Adapted from the original article.

The study was designed with optimal conditions for a Wundt curve to manifest itself, but it never did. Instead, the researchers found a monotonic increase in liking for both higher complexity and number of presentations. A monotonic function is one that is entirely nonincreasing or entirely nondecreasing. That is, as X increased, so did Y.

Example of a nondecreasing monotonic function.

In previous studies, liking began to decrease after multiple presentations. In the current study, such a decrease in liking was never observed, even when participants listened to the same example over 25 times (far more than in previous studies).

What can explain these discrepant results? 

  1.  A key difference in Madison and Schiöde’s study is the freedom they gave their participants. They were in control of how and when they listened to their musical examples, so perhaps it felt like they were just listening to music rather than participating in an experiment. 
  2. Previous studies had chosen music samples that were odd to a group of American participants (Jänke et al., 2015). Madison and Schiöde made sure to choose music that closely represented popular music at the time. 
  3. The same short music example was heard several times in the same session (Burke and Gridley, 1990). The present study was designed so that each example was played only once per session. 

Limitations and Directions for Future Research

With every experiment, there are limitations. Thus, every research project could be improved and should be read with some level of skepticism.

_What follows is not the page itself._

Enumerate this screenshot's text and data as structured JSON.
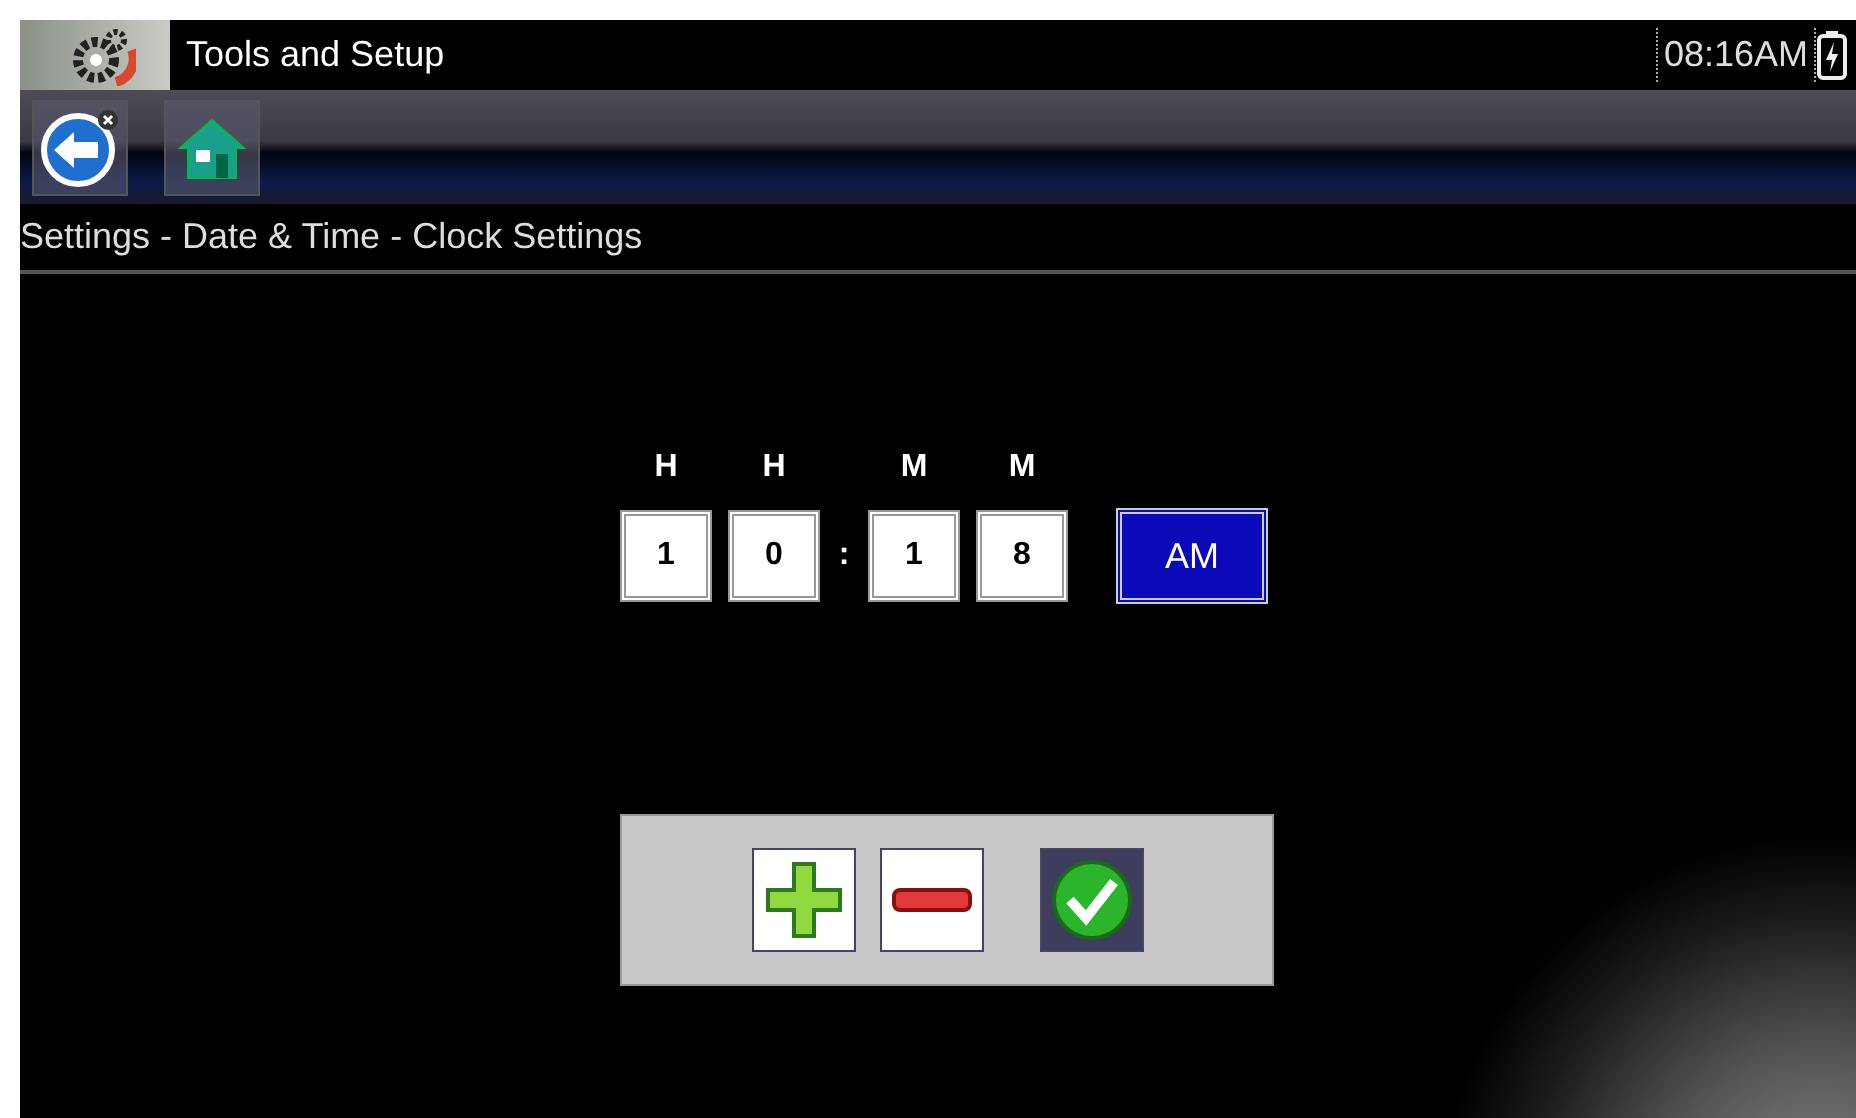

Two key points may have affected this study’s results:

  1. The musical examples do not represent a random sample of all the published music within a certain time period. The music examples were specifically curated for this experiment. If the researchers had chosen their music completely randomly, they may have found different results. 
  2. The participants did not constitute a representative sample of all music listeners. Each participant had to be willing to spend 40 minutes of their day listening to music examples. This condition attracted people with an affinity for music, which may have made them more open to unfamiliar music. Someone who rarely listens to music may have rated the examples differently. 

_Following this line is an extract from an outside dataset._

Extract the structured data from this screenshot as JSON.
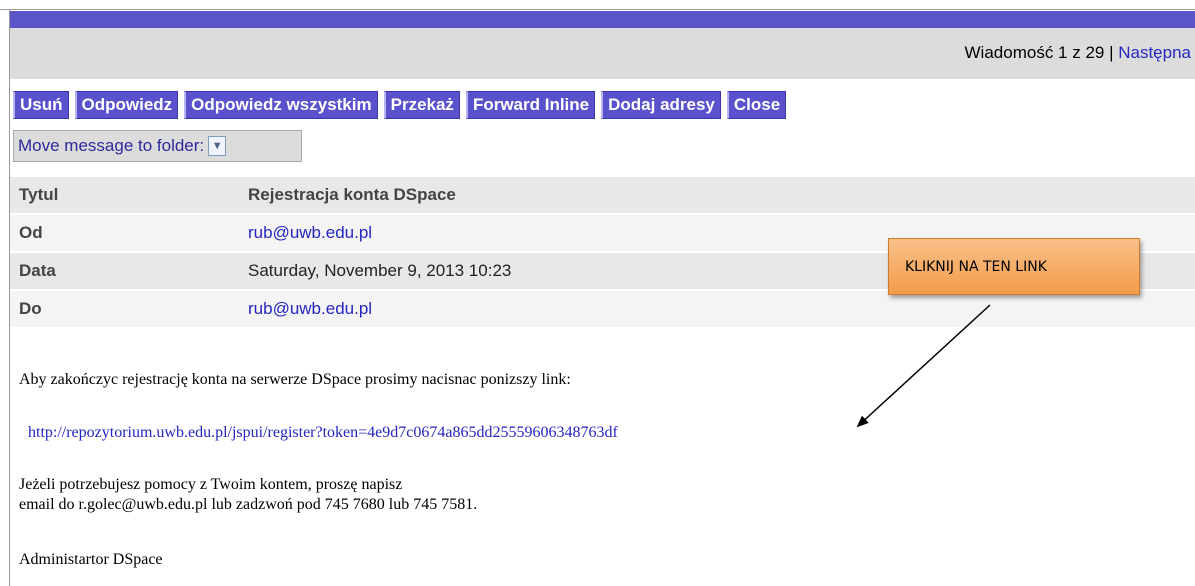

Future researchers should repeat this experiment, but with a broader selection of music.It would be interesting to see those results compared to the results of this experiment. In addition, they should try to attract participants who rarely listen to music as well as music lovers. 

Familiarity Determines Musical Liking

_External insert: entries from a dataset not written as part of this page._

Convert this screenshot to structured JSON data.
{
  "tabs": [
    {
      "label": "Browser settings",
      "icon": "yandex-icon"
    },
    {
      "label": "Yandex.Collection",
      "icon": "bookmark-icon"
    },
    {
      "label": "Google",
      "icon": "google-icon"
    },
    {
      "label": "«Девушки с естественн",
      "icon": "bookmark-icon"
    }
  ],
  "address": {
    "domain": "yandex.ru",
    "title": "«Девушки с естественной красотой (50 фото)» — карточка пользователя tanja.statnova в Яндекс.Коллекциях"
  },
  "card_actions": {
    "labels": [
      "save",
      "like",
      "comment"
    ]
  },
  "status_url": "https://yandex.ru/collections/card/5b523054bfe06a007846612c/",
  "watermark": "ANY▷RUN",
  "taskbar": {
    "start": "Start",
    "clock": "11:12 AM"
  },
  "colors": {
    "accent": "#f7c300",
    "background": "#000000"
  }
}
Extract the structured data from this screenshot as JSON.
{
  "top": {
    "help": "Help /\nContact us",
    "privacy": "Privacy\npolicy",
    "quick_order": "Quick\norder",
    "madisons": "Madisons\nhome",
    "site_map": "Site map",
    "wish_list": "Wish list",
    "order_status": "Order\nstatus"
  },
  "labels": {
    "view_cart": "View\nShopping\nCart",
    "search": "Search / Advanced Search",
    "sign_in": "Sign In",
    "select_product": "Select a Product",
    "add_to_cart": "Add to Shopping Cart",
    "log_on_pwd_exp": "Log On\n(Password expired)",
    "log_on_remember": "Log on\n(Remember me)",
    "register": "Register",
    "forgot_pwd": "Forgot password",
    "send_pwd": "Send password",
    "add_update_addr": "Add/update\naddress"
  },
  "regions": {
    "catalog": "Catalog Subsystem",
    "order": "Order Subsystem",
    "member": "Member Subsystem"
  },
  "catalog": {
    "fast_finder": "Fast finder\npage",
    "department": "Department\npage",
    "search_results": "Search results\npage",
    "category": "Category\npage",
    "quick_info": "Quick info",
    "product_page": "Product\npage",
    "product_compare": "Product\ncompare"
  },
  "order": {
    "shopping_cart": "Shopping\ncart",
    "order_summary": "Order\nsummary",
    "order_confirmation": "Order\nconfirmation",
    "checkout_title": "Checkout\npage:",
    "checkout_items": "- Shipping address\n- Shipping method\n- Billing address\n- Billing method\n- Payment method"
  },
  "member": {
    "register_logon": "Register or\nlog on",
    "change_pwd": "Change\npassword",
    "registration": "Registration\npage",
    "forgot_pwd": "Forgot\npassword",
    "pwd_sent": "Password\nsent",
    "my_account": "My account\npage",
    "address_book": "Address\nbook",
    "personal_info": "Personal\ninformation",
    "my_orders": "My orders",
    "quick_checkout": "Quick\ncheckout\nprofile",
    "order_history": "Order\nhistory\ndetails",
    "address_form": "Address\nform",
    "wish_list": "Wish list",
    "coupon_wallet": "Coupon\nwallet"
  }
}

The biggest conclusion from this study is that familiarity is the most important variable in determining musical liking. Under natural conditions, repeated listening can increase the liking of almost any piece of music. 

The results of this experiment may be due to the mere exposure effect. This concept in psychology claims people develop preferences for things they are more familiar with. The effect is most likely to occur when there is no pre-existing negative attitude toward the material. The participants of this experiment all enjoyed music, making them perfect candidates to be influenced by the mere exposure effect. 

Next time you find yourself initially disappointed with an album, just try giving it some more time. You may just need some more exposure before reaching your final opinion.

Caroline recently graduated from the University of Central Florida with a degree in biology. She currently works as a lab technician for the University of Florida where she assists with lab and field work for projects related to agricultural sustainability. She hopes to have a career as a science writer in the future.

Check out more of her written pieces here!

Additional References

Alexandrov O. 2007, Monotonicity example1, accessed 16 January 2023,

Burke, M.J., and Gridely, M.C. (1990). Musical preferences as a function of stimulus complexity and listener’s sophistication. Percept. Mot. Skills 71, 687-690. 

Jänke, L., et al. (2015). Time course of EEG oscillations during repeated listening of a well-known aria. Front. Hum. Neurosci. 9:402. 

Nickerson C., “What is the Mere Exposure Effect.” SimplyPsychology, Accessed 16 January 2023

“Wundt Curve.” APA Dictionary of Psychology,